◆ INSTRUCTIONS TO FOLLOW
Tally the lines of the records that contain the string "JSON", then give the total and nothing more.

Data entries:
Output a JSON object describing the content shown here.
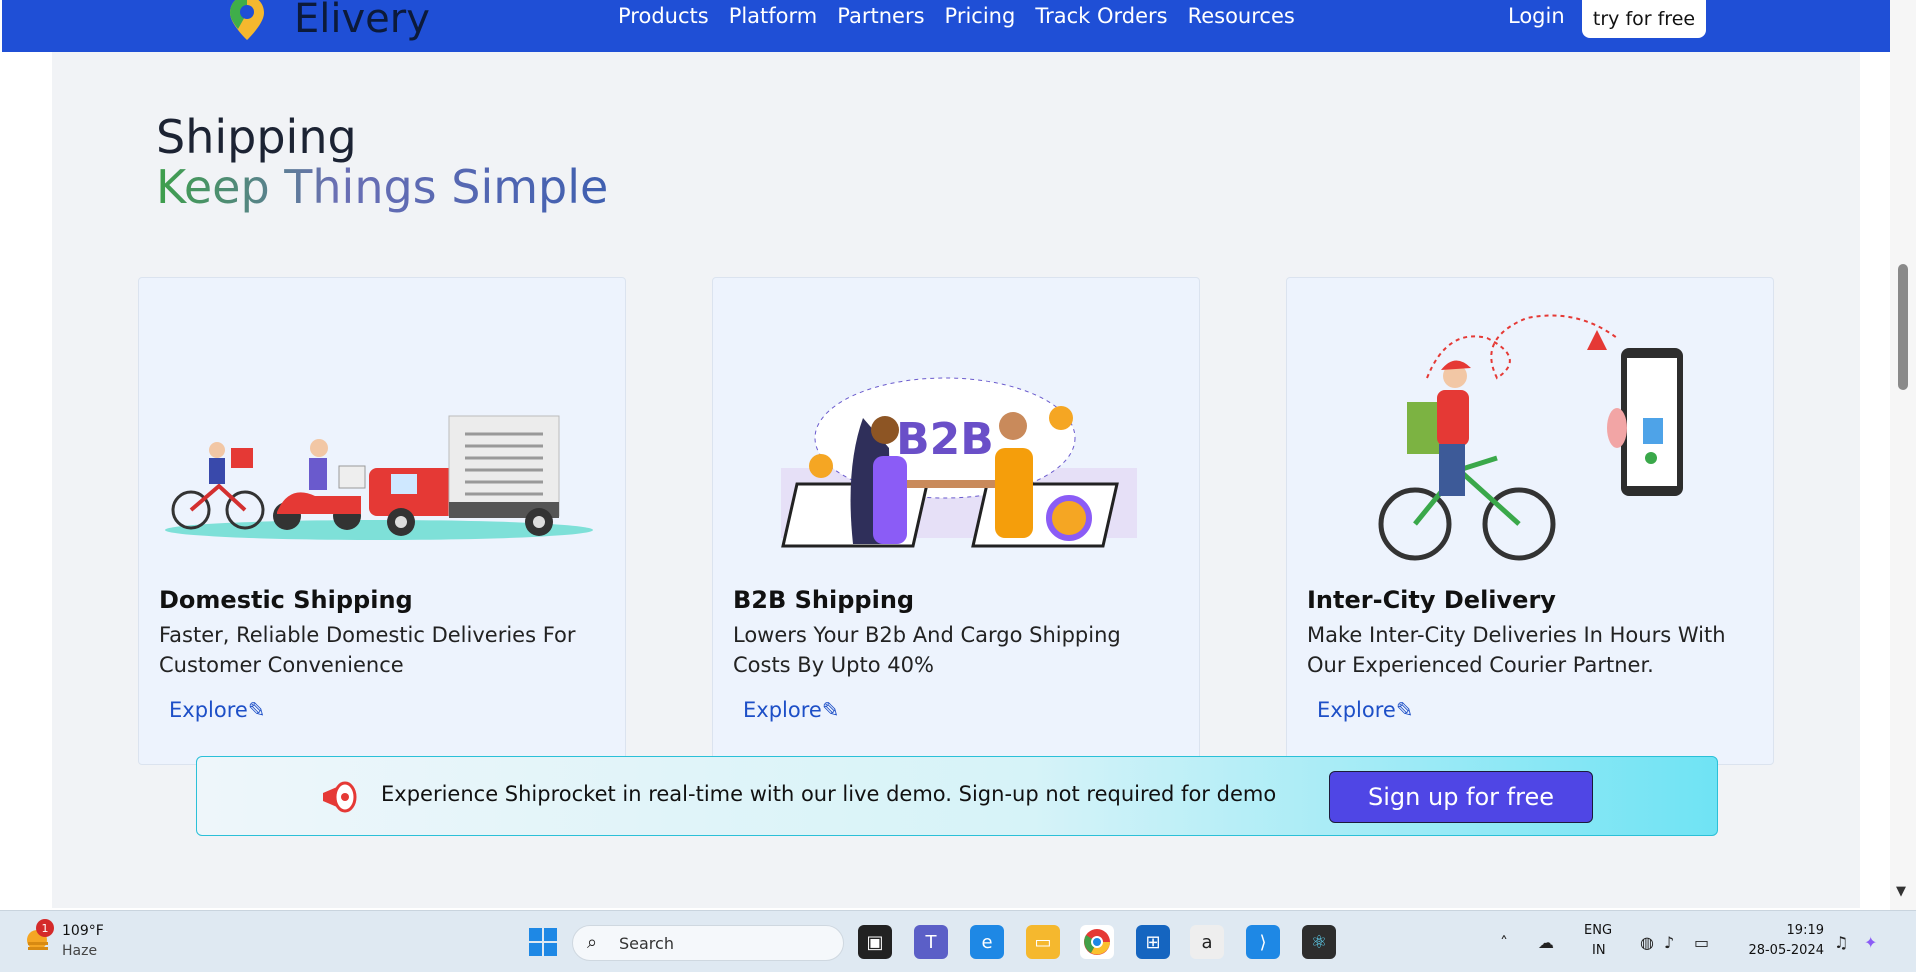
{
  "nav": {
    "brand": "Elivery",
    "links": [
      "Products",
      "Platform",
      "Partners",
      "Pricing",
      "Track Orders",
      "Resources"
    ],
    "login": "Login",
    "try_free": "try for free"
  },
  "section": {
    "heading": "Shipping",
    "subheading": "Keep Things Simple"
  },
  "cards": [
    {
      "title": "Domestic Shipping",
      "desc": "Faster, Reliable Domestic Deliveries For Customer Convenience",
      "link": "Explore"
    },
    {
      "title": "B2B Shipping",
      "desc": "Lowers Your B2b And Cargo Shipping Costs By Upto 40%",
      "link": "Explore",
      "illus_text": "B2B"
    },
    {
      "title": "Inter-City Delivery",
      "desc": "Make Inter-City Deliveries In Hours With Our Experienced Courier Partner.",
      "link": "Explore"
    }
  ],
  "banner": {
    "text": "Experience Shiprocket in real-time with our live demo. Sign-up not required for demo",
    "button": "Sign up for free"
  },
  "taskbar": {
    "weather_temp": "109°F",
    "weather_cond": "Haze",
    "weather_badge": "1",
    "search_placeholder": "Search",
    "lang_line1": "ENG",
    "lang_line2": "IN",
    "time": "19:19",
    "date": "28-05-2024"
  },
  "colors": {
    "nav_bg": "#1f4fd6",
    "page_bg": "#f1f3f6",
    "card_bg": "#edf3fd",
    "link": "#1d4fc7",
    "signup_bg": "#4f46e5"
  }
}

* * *

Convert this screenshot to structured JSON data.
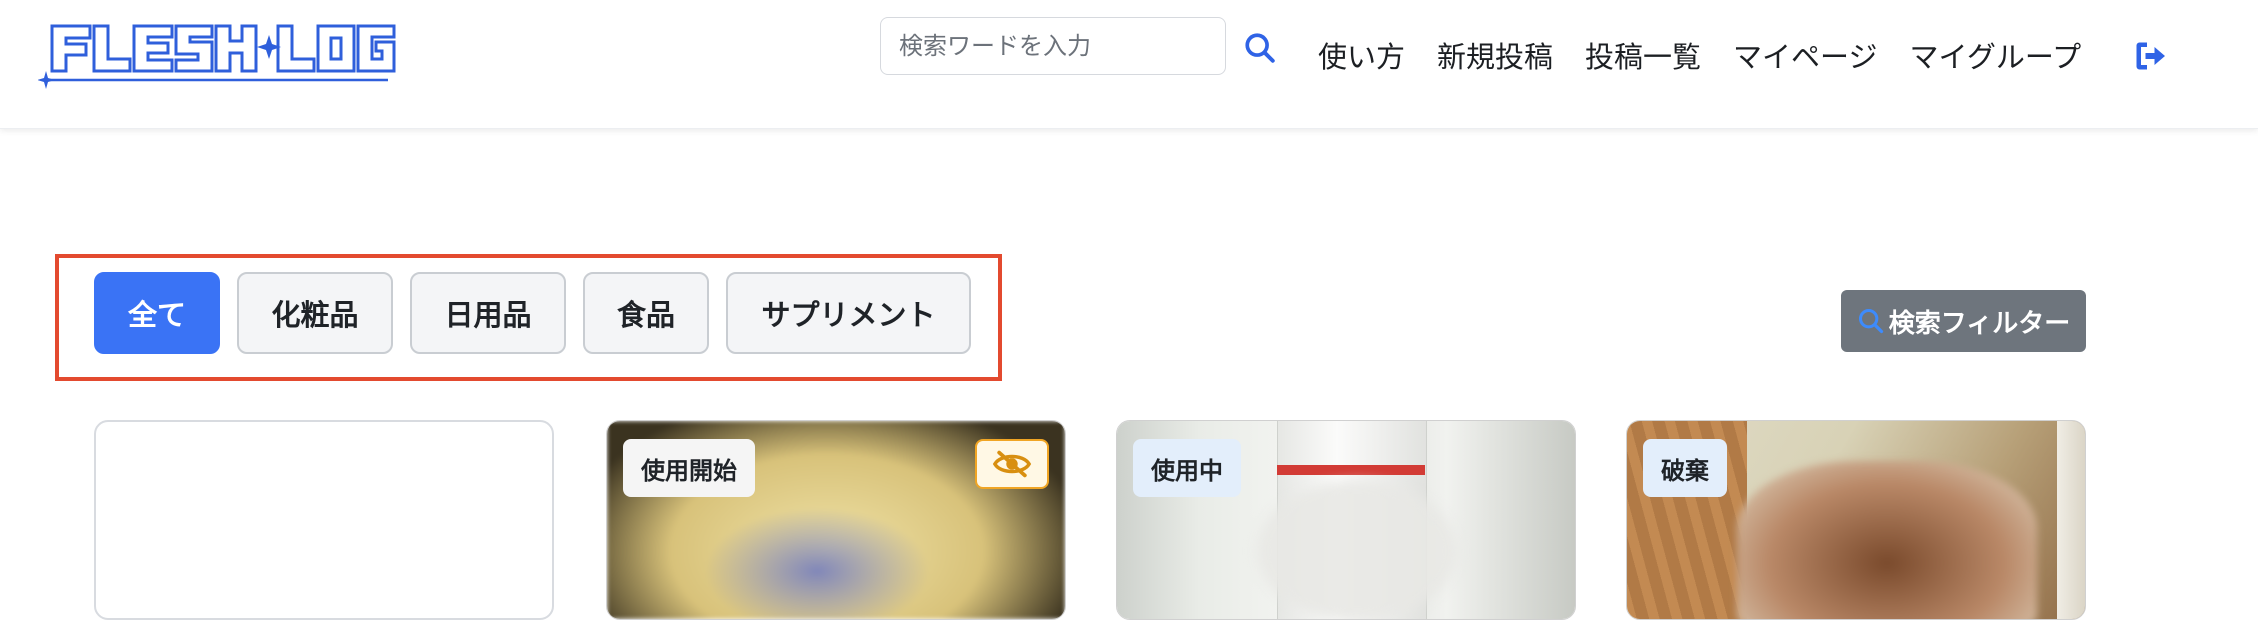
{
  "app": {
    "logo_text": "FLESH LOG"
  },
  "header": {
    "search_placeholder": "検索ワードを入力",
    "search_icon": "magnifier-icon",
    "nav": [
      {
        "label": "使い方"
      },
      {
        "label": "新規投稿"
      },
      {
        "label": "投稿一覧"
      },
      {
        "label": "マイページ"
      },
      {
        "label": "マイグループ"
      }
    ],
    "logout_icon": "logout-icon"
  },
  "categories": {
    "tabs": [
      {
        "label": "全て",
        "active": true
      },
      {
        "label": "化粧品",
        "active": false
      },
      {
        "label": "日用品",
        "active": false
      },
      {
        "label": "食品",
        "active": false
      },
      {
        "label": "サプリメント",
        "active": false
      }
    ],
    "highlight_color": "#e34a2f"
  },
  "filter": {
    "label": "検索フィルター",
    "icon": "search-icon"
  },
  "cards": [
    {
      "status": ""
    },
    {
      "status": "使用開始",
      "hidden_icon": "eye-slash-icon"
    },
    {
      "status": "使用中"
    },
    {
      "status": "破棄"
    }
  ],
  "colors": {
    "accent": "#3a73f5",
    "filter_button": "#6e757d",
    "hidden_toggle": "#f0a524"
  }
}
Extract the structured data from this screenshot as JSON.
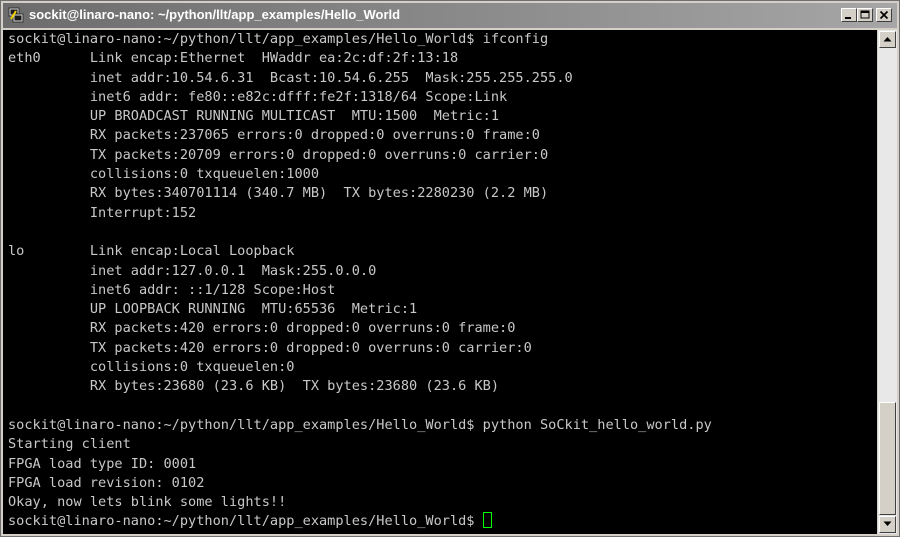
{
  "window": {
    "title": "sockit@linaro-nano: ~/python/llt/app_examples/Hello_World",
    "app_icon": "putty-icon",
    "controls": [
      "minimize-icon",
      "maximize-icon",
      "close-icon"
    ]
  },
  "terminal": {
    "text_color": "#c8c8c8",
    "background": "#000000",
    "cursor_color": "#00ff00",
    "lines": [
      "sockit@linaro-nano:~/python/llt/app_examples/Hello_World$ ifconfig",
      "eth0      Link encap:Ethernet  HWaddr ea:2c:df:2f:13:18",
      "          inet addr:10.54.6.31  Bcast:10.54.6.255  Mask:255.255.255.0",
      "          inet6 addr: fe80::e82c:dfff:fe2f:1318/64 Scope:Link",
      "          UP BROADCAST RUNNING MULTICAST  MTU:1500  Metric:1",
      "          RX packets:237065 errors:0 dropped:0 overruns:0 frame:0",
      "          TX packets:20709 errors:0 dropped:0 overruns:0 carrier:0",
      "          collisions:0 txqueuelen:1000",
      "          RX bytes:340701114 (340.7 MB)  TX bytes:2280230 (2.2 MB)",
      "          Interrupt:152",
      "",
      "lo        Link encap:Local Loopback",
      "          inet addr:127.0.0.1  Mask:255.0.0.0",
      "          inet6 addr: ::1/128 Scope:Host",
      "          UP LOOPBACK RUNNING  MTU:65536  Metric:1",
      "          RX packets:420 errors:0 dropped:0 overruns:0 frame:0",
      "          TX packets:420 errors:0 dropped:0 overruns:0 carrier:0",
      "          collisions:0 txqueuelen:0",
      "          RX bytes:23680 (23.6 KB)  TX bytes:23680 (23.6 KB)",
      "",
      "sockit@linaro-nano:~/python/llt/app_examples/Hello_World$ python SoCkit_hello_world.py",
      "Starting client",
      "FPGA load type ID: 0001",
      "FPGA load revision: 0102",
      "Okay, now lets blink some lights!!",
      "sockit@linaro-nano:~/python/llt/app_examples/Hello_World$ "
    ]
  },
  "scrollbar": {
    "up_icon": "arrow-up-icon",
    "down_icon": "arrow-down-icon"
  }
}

◆ SOLUTION
3